Open enrollment systems offer students an opportunity to choose a public high school best suited to their interests and aptitude. But too often, students and their families are overwhelmed by the choices and miss out on the best selections.
A group of researchers, led by Sean P. Corcoran, decided to test whether giving student custom lists of schools and other support would lead to better matches. They chose New York City, where 8th graders face a dizzying array of 750 high school programs in 440 schools. The students can rank as many as 12 programs on their applications, but many don’t get their first choice or end up in a struggling school. Working in 165 middle schools serving 20,000 8th grade students, the research team provided custom lists with a mix of nearby schools, all with graduation rates at or above the citywide average of 70 percent.

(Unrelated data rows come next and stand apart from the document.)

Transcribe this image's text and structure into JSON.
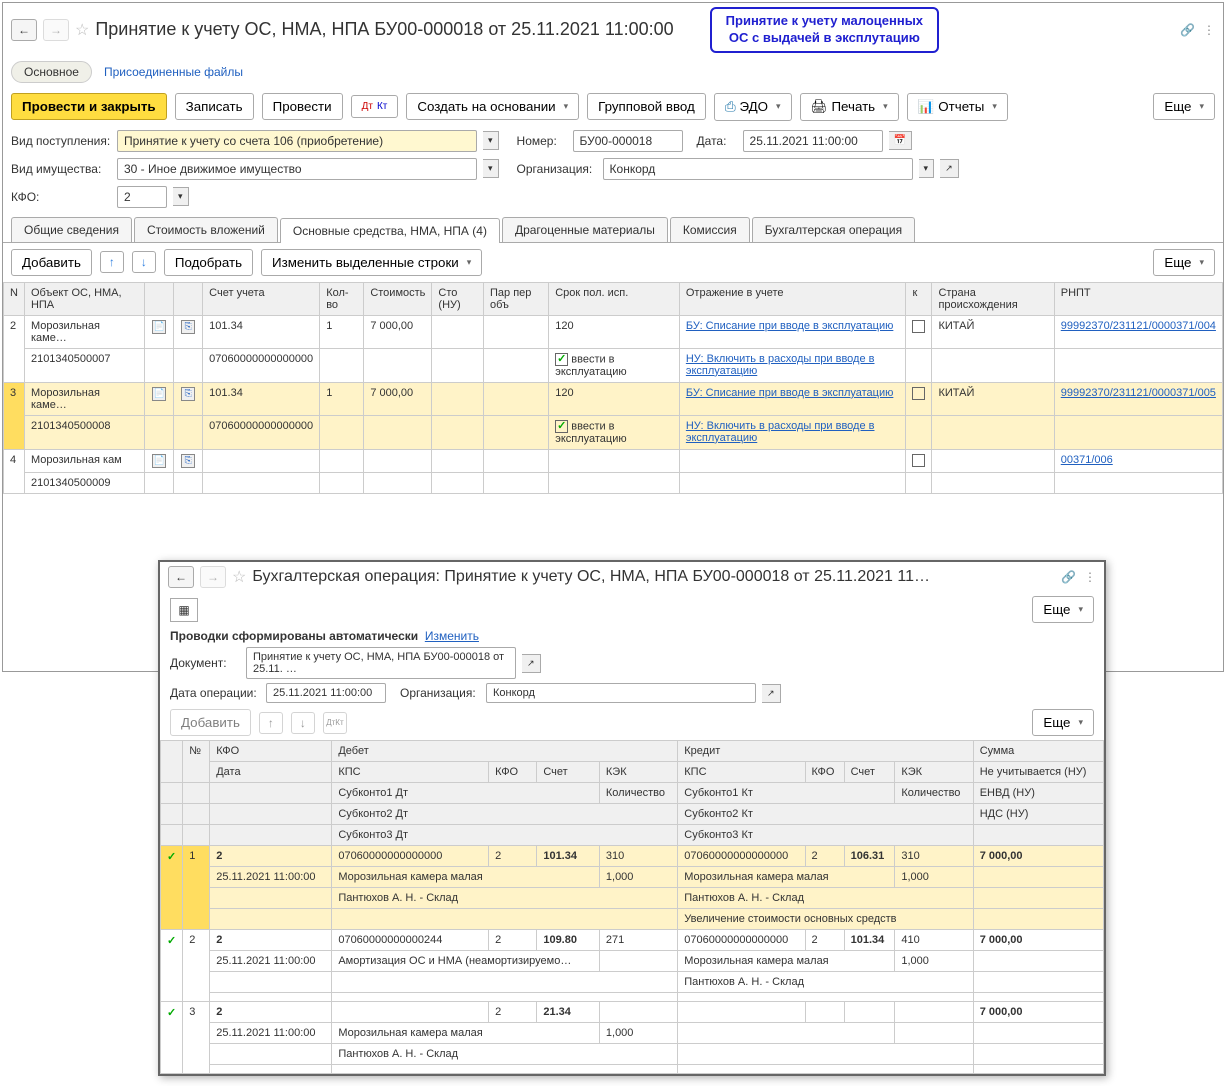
{
  "window": {
    "title": "Принятие к учету ОС, НМА, НПА БУ00-000018 от 25.11.2021 11:00:00",
    "callout_l1": "Принятие к учету малоценных",
    "callout_l2": "ОС с выдачей в эксплутацию"
  },
  "navTabs": {
    "main": "Основное",
    "files": "Присоединенные файлы"
  },
  "toolbar": {
    "postClose": "Провести и закрыть",
    "save": "Записать",
    "post": "Провести",
    "createBasedOn": "Создать на основании",
    "groupInput": "Групповой ввод",
    "edo": "ЭДО",
    "print": "Печать",
    "reports": "Отчеты",
    "more": "Еще"
  },
  "form": {
    "receiptType_lbl": "Вид поступления:",
    "receiptType": "Принятие к учету со счета 106 (приобретение)",
    "propertyType_lbl": "Вид имущества:",
    "propertyType": "30 - Иное движимое имущество",
    "kfo_lbl": "КФО:",
    "kfo": "2",
    "number_lbl": "Номер:",
    "number": "БУ00-000018",
    "date_lbl": "Дата:",
    "date": "25.11.2021 11:00:00",
    "org_lbl": "Организация:",
    "org": "Конкорд"
  },
  "tabs": {
    "general": "Общие сведения",
    "investCost": "Стоимость вложений",
    "assets": "Основные средства, НМА, НПА (4)",
    "precious": "Драгоценные материалы",
    "commission": "Комиссия",
    "accOp": "Бухгалтерская операция"
  },
  "subToolbar": {
    "add": "Добавить",
    "pick": "Подобрать",
    "editRows": "Изменить выделенные строки",
    "more": "Еще"
  },
  "gridHeaders": {
    "n": "N",
    "object": "Объект ОС, НМА, НПА",
    "account": "Счет учета",
    "qty": "Кол-во",
    "cost": "Стоимость",
    "costNU": "Сто (НУ)",
    "par": "Пар пер объ",
    "term": "Срок пол. исп.",
    "reflection": "Отражение в учете",
    "k": "к",
    "country": "Страна происхождения",
    "rnpt": "РНПТ"
  },
  "rows": [
    {
      "n": "2",
      "obj": "Морозильная каме…",
      "code": "2101340500007",
      "acct": "101.34",
      "acctCode": "07060000000000000",
      "qty": "1",
      "cost": "7 000,00",
      "term": "120",
      "introduce": "ввести в эксплуатацию",
      "refl_bu": "БУ: Списание при вводе в эксплуатацию",
      "refl_nu": "НУ: Включить в расходы при вводе в эксплуатацию",
      "country": "КИТАЙ",
      "rnpt": "99992370/231121/0000371/004",
      "hl": false
    },
    {
      "n": "3",
      "obj": "Морозильная каме…",
      "code": "2101340500008",
      "acct": "101.34",
      "acctCode": "07060000000000000",
      "qty": "1",
      "cost": "7 000,00",
      "term": "120",
      "introduce": "ввести в эксплуатацию",
      "refl_bu": "БУ: Списание при вводе в эксплуатацию",
      "refl_nu": "НУ: Включить в расходы при вводе в эксплуатацию",
      "country": "КИТАЙ",
      "rnpt": "99992370/231121/0000371/005",
      "hl": true
    },
    {
      "n": "4",
      "obj": "Морозильная кам",
      "code": "2101340500009",
      "acct": "",
      "acctCode": "",
      "qty": "",
      "cost": "",
      "term": "",
      "introduce": "",
      "refl_bu": "",
      "refl_nu": "",
      "country": "",
      "rnpt": "00371/006",
      "hl": false
    }
  ],
  "overlay": {
    "title": "Бухгалтерская операция: Принятие к учету ОС, НМА, НПА БУ00-000018 от 25.11.2021 11…",
    "autoPost": "Проводки сформированы автоматически",
    "change": "Изменить",
    "doc_lbl": "Документ:",
    "doc": "Принятие к учету ОС, НМА, НПА БУ00-000018 от 25.11. …",
    "opDate_lbl": "Дата операции:",
    "opDate": "25.11.2021 11:00:00",
    "org_lbl": "Организация:",
    "org": "Конкорд",
    "add": "Добавить",
    "more": "Еще",
    "hdr": {
      "n": "№",
      "kfo": "КФО",
      "date": "Дата",
      "debit": "Дебет",
      "credit": "Кредит",
      "sum": "Сумма",
      "kps": "КПС",
      "kfoS": "КФО",
      "acct": "Счет",
      "kek": "КЭК",
      "qty": "Количество",
      "noNU": "Не учитывается (НУ)",
      "envd": "ЕНВД (НУ)",
      "nds": "НДС (НУ)",
      "sub1d": "Субконто1 Дт",
      "sub2d": "Субконто2 Дт",
      "sub3d": "Субконто3 Дт",
      "sub1k": "Субконто1 Кт",
      "sub2k": "Субконто2 Кт",
      "sub3k": "Субконто3 Кт"
    },
    "rows": [
      {
        "n": "1",
        "kfo": "2",
        "date": "25.11.2021 11:00:00",
        "d_kps": "07060000000000000",
        "d_kfo": "2",
        "d_acct": "101.34",
        "d_kek": "310",
        "d_sub1": "Морозильная камера малая",
        "d_qty": "1,000",
        "d_sub2": "Пантюхов А. Н. - Склад",
        "k_kps": "07060000000000000",
        "k_kfo": "2",
        "k_acct": "106.31",
        "k_kek": "310",
        "k_sub1": "Морозильная камера малая",
        "k_qty": "1,000",
        "k_sub2": "Пантюхов А. Н. - Склад",
        "k_sub3": "Увеличение стоимости основных средств",
        "sum": "7 000,00",
        "hl": true
      },
      {
        "n": "2",
        "kfo": "2",
        "date": "25.11.2021 11:00:00",
        "d_kps": "07060000000000244",
        "d_kfo": "2",
        "d_acct": "109.80",
        "d_kek": "271",
        "d_sub1": "Амортизация ОС и НМА (неамортизируемо…",
        "d_qty": "",
        "d_sub2": "",
        "k_kps": "07060000000000000",
        "k_kfo": "2",
        "k_acct": "101.34",
        "k_kek": "410",
        "k_sub1": "Морозильная камера малая",
        "k_qty": "1,000",
        "k_sub2": "Пантюхов А. Н. - Склад",
        "k_sub3": "",
        "sum": "7 000,00",
        "hl": false
      },
      {
        "n": "3",
        "kfo": "2",
        "date": "25.11.2021 11:00:00",
        "d_kps": "",
        "d_kfo": "2",
        "d_acct": "21.34",
        "d_kek": "",
        "d_sub1": "Морозильная камера малая",
        "d_qty": "1,000",
        "d_sub2": "Пантюхов А. Н. - Склад",
        "k_kps": "",
        "k_kfo": "",
        "k_acct": "",
        "k_kek": "",
        "k_sub1": "",
        "k_qty": "",
        "k_sub2": "",
        "k_sub3": "",
        "sum": "7 000,00",
        "hl": false
      }
    ]
  }
}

They found that students provided with these custom lists were more likely to apply to the schools on the list than students in the control group. They were also more likely to match to their first choice of high schools and less likely to match to an unsuitable school with a low graduation rate. Some follow-up interventions, such as text message reminders, didn’t work as well.

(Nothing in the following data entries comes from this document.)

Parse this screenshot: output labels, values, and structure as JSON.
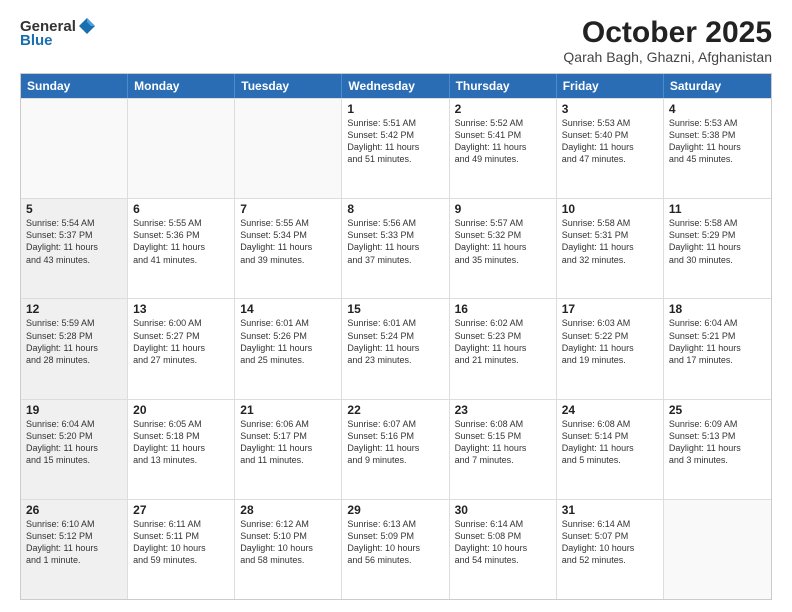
{
  "header": {
    "logo_general": "General",
    "logo_blue": "Blue",
    "month": "October 2025",
    "location": "Qarah Bagh, Ghazni, Afghanistan"
  },
  "weekdays": [
    "Sunday",
    "Monday",
    "Tuesday",
    "Wednesday",
    "Thursday",
    "Friday",
    "Saturday"
  ],
  "weeks": [
    [
      {
        "day": "",
        "text": "",
        "shaded": true
      },
      {
        "day": "",
        "text": "",
        "shaded": true
      },
      {
        "day": "",
        "text": "",
        "shaded": true
      },
      {
        "day": "1",
        "text": "Sunrise: 5:51 AM\nSunset: 5:42 PM\nDaylight: 11 hours\nand 51 minutes.",
        "shaded": false
      },
      {
        "day": "2",
        "text": "Sunrise: 5:52 AM\nSunset: 5:41 PM\nDaylight: 11 hours\nand 49 minutes.",
        "shaded": false
      },
      {
        "day": "3",
        "text": "Sunrise: 5:53 AM\nSunset: 5:40 PM\nDaylight: 11 hours\nand 47 minutes.",
        "shaded": false
      },
      {
        "day": "4",
        "text": "Sunrise: 5:53 AM\nSunset: 5:38 PM\nDaylight: 11 hours\nand 45 minutes.",
        "shaded": false
      }
    ],
    [
      {
        "day": "5",
        "text": "Sunrise: 5:54 AM\nSunset: 5:37 PM\nDaylight: 11 hours\nand 43 minutes.",
        "shaded": true
      },
      {
        "day": "6",
        "text": "Sunrise: 5:55 AM\nSunset: 5:36 PM\nDaylight: 11 hours\nand 41 minutes.",
        "shaded": false
      },
      {
        "day": "7",
        "text": "Sunrise: 5:55 AM\nSunset: 5:34 PM\nDaylight: 11 hours\nand 39 minutes.",
        "shaded": false
      },
      {
        "day": "8",
        "text": "Sunrise: 5:56 AM\nSunset: 5:33 PM\nDaylight: 11 hours\nand 37 minutes.",
        "shaded": false
      },
      {
        "day": "9",
        "text": "Sunrise: 5:57 AM\nSunset: 5:32 PM\nDaylight: 11 hours\nand 35 minutes.",
        "shaded": false
      },
      {
        "day": "10",
        "text": "Sunrise: 5:58 AM\nSunset: 5:31 PM\nDaylight: 11 hours\nand 32 minutes.",
        "shaded": false
      },
      {
        "day": "11",
        "text": "Sunrise: 5:58 AM\nSunset: 5:29 PM\nDaylight: 11 hours\nand 30 minutes.",
        "shaded": false
      }
    ],
    [
      {
        "day": "12",
        "text": "Sunrise: 5:59 AM\nSunset: 5:28 PM\nDaylight: 11 hours\nand 28 minutes.",
        "shaded": true
      },
      {
        "day": "13",
        "text": "Sunrise: 6:00 AM\nSunset: 5:27 PM\nDaylight: 11 hours\nand 27 minutes.",
        "shaded": false
      },
      {
        "day": "14",
        "text": "Sunrise: 6:01 AM\nSunset: 5:26 PM\nDaylight: 11 hours\nand 25 minutes.",
        "shaded": false
      },
      {
        "day": "15",
        "text": "Sunrise: 6:01 AM\nSunset: 5:24 PM\nDaylight: 11 hours\nand 23 minutes.",
        "shaded": false
      },
      {
        "day": "16",
        "text": "Sunrise: 6:02 AM\nSunset: 5:23 PM\nDaylight: 11 hours\nand 21 minutes.",
        "shaded": false
      },
      {
        "day": "17",
        "text": "Sunrise: 6:03 AM\nSunset: 5:22 PM\nDaylight: 11 hours\nand 19 minutes.",
        "shaded": false
      },
      {
        "day": "18",
        "text": "Sunrise: 6:04 AM\nSunset: 5:21 PM\nDaylight: 11 hours\nand 17 minutes.",
        "shaded": false
      }
    ],
    [
      {
        "day": "19",
        "text": "Sunrise: 6:04 AM\nSunset: 5:20 PM\nDaylight: 11 hours\nand 15 minutes.",
        "shaded": true
      },
      {
        "day": "20",
        "text": "Sunrise: 6:05 AM\nSunset: 5:18 PM\nDaylight: 11 hours\nand 13 minutes.",
        "shaded": false
      },
      {
        "day": "21",
        "text": "Sunrise: 6:06 AM\nSunset: 5:17 PM\nDaylight: 11 hours\nand 11 minutes.",
        "shaded": false
      },
      {
        "day": "22",
        "text": "Sunrise: 6:07 AM\nSunset: 5:16 PM\nDaylight: 11 hours\nand 9 minutes.",
        "shaded": false
      },
      {
        "day": "23",
        "text": "Sunrise: 6:08 AM\nSunset: 5:15 PM\nDaylight: 11 hours\nand 7 minutes.",
        "shaded": false
      },
      {
        "day": "24",
        "text": "Sunrise: 6:08 AM\nSunset: 5:14 PM\nDaylight: 11 hours\nand 5 minutes.",
        "shaded": false
      },
      {
        "day": "25",
        "text": "Sunrise: 6:09 AM\nSunset: 5:13 PM\nDaylight: 11 hours\nand 3 minutes.",
        "shaded": false
      }
    ],
    [
      {
        "day": "26",
        "text": "Sunrise: 6:10 AM\nSunset: 5:12 PM\nDaylight: 11 hours\nand 1 minute.",
        "shaded": true
      },
      {
        "day": "27",
        "text": "Sunrise: 6:11 AM\nSunset: 5:11 PM\nDaylight: 10 hours\nand 59 minutes.",
        "shaded": false
      },
      {
        "day": "28",
        "text": "Sunrise: 6:12 AM\nSunset: 5:10 PM\nDaylight: 10 hours\nand 58 minutes.",
        "shaded": false
      },
      {
        "day": "29",
        "text": "Sunrise: 6:13 AM\nSunset: 5:09 PM\nDaylight: 10 hours\nand 56 minutes.",
        "shaded": false
      },
      {
        "day": "30",
        "text": "Sunrise: 6:14 AM\nSunset: 5:08 PM\nDaylight: 10 hours\nand 54 minutes.",
        "shaded": false
      },
      {
        "day": "31",
        "text": "Sunrise: 6:14 AM\nSunset: 5:07 PM\nDaylight: 10 hours\nand 52 minutes.",
        "shaded": false
      },
      {
        "day": "",
        "text": "",
        "shaded": true
      }
    ]
  ]
}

The effort was particularly effective in supporting students from non-English speaking households, who were about half the sample and used the lists more than other students. While the effort was aimed at supporting disadvantaged students, the researchers found that all students used the lists. In fact, higher-achieving students applied to more schools on the lists than lower-achieving students did. White and Asian students were also more likely to use the lists than black and Hispanic students. While the intervention supported better choices for many students, it’s not clear how well it leveled the playing field.